Abstract 6: A 15-Year Spectrum of Resuscitation Outcomes: A Story of Success or Failure?
Background: Care strategies including automated defibrillators, improved emergency response systems, hypothermia and early revascularization have individually been shown to improve non-traumatic out-of-hospital cardiac arrest (OHCA) survival. We examined a national database to assess the cumulative impact of care change on outcomes in OHCA over a period of 15 years.

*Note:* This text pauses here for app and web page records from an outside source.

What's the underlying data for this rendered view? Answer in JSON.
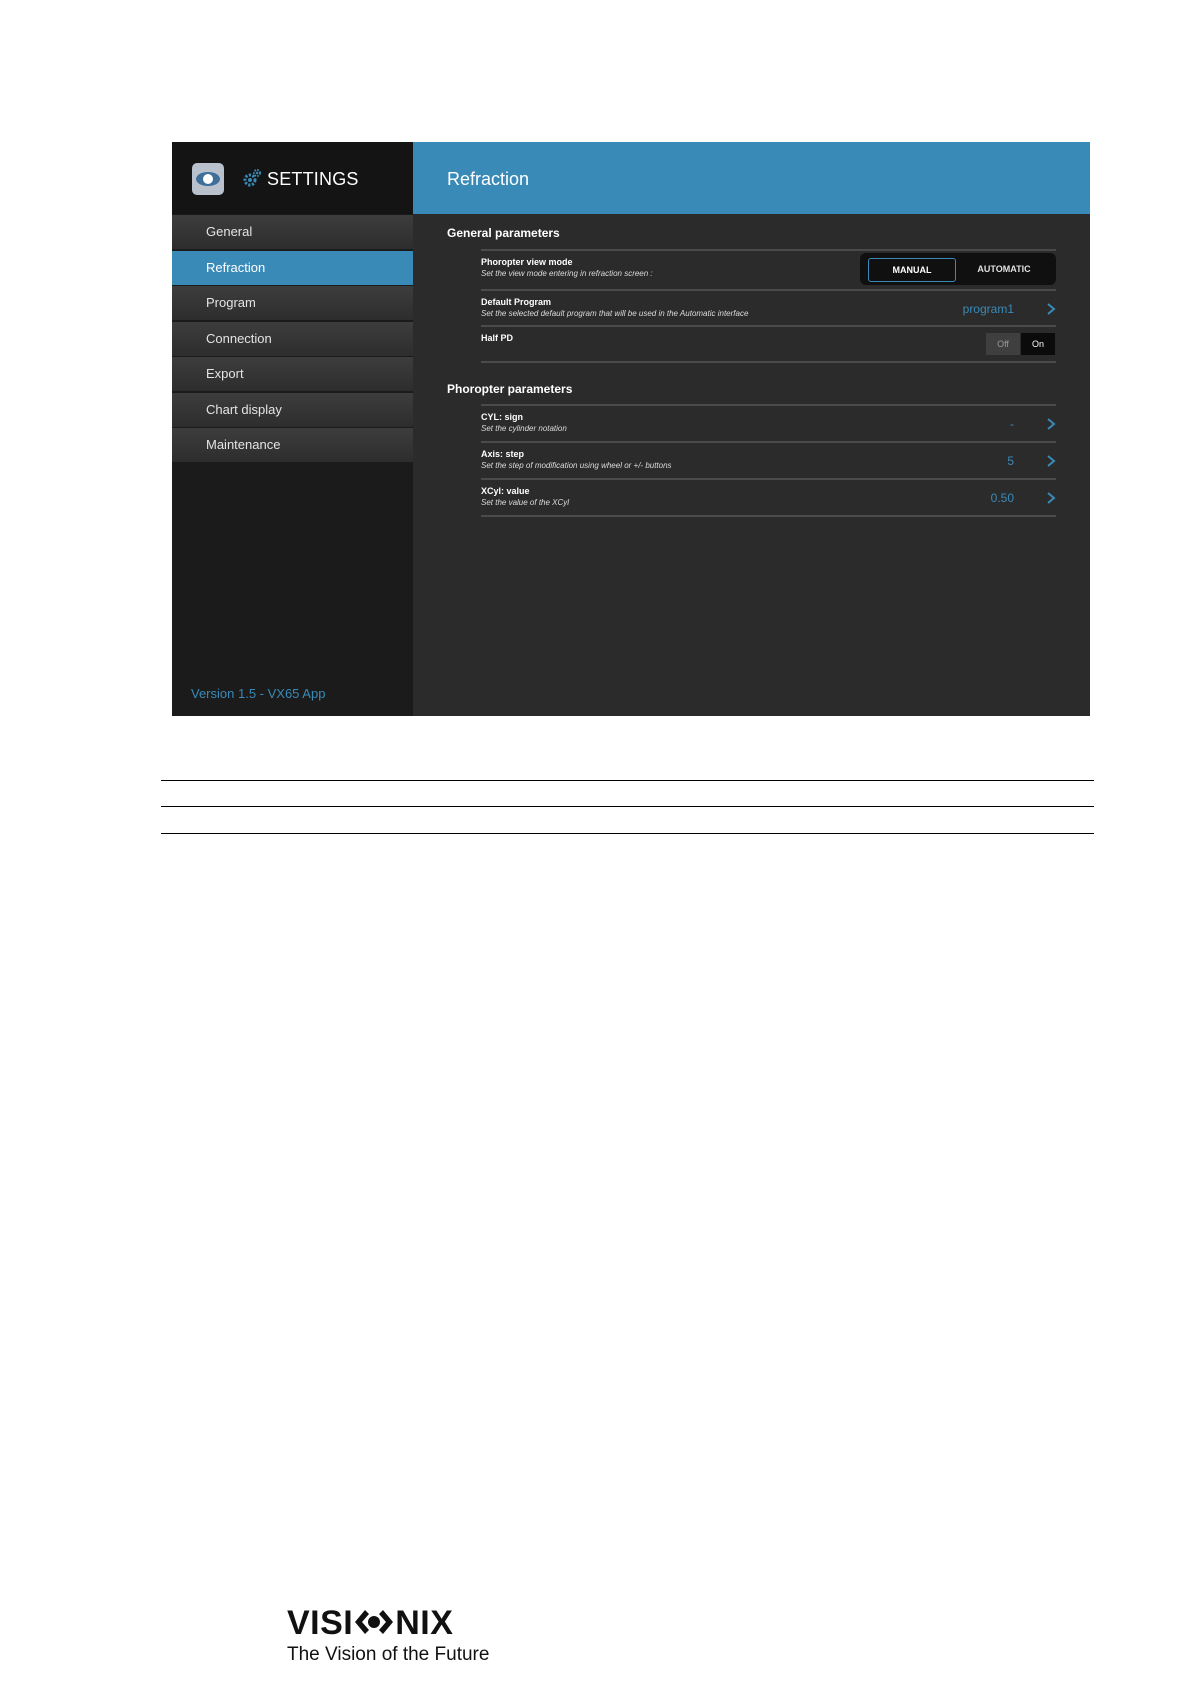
{
  "sidebar": {
    "title": "SETTINGS",
    "items": [
      {
        "label": "General"
      },
      {
        "label": "Refraction"
      },
      {
        "label": "Program"
      },
      {
        "label": "Connection"
      },
      {
        "label": "Export"
      },
      {
        "label": "Chart display"
      },
      {
        "label": "Maintenance"
      }
    ],
    "selected": "Refraction",
    "version": "Version 1.5 - VX65 App"
  },
  "main": {
    "title": "Refraction",
    "general": {
      "title": "General parameters",
      "view_mode": {
        "label": "Phoropter view mode",
        "desc": "Set the view mode entering in refraction screen :",
        "options": [
          "MANUAL",
          "AUTOMATIC"
        ],
        "selected": "MANUAL"
      },
      "default_program": {
        "label": "Default Program",
        "desc": "Set the selected default program that will be used in the Automatic interface",
        "value": "program1"
      },
      "half_pd": {
        "label": "Half PD",
        "options": [
          "Off",
          "On"
        ],
        "selected": "On"
      }
    },
    "phoropter": {
      "title": "Phoropter parameters",
      "cyl_sign": {
        "label": "CYL: sign",
        "desc": "Set the cylinder notation",
        "value": "-"
      },
      "axis_step": {
        "label": "Axis: step",
        "desc": "Set the step of modification using wheel or +/- buttons",
        "value": "5"
      },
      "xcyl_value": {
        "label": "XCyl: value",
        "desc": "Set the value of the XCyl",
        "value": "0.50"
      }
    }
  },
  "brand": {
    "name_left": "VISI",
    "name_right": "NIX",
    "tagline": "The Vision of the Future"
  },
  "colors": {
    "accent": "#3a8ab8",
    "sidebar": "#1b1b1b",
    "content": "#2b2b2b"
  }
}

Methods: We used the Nationwide Inpatient Sample, the largest nationally representative inpatient database, to calculate outcomes every 5 years from 1995 to 2010. Patients with an ICD-9 CM code for a principle diagnosis of cardiac arrest were included. Patients with any diagnosis of trauma were excluded. Admission rate was calculated using the July 1 population census estimate for each year. In-hospital mortality rate was adjusted for age, sex and Charlson comorbidity index taking year 2010 as a reference. All charges were adjusted for inflation using the consumer price index.
Results: From 1995 to 2010, adjusted in-hospital mortality for OHCA has worsened. On subgroup analysis, mortality has improved when the coded presenting rhythm was Ventricular fibrillation (VF) and worsened when it was non-VF. The rate of poor neurologic outcome has increased with time. These changes have occurred despite the increasing use of hypothermia, coronary catheterization and stenting in all patients. Both the adjusted median hospitalization charges and the total OHCA economic burden have increased, especially after the year 2000.
Conclusions: Comorbidity, age and gender adjusted in-hospital mortality from non-traumatic out-of-hospital cardiac arrest has increased over the past 15 years. Escalating resource utilization has yielded no improvement in survival for the majority of patients but has resulted in increased hospitalization costs, reaching a staggering annual economic burden of ~$1 billion in 2010. More in-depth review of care strategies is needed to improve survival and healthcare expenditure.
- © 2013 by American Heart Association, Inc.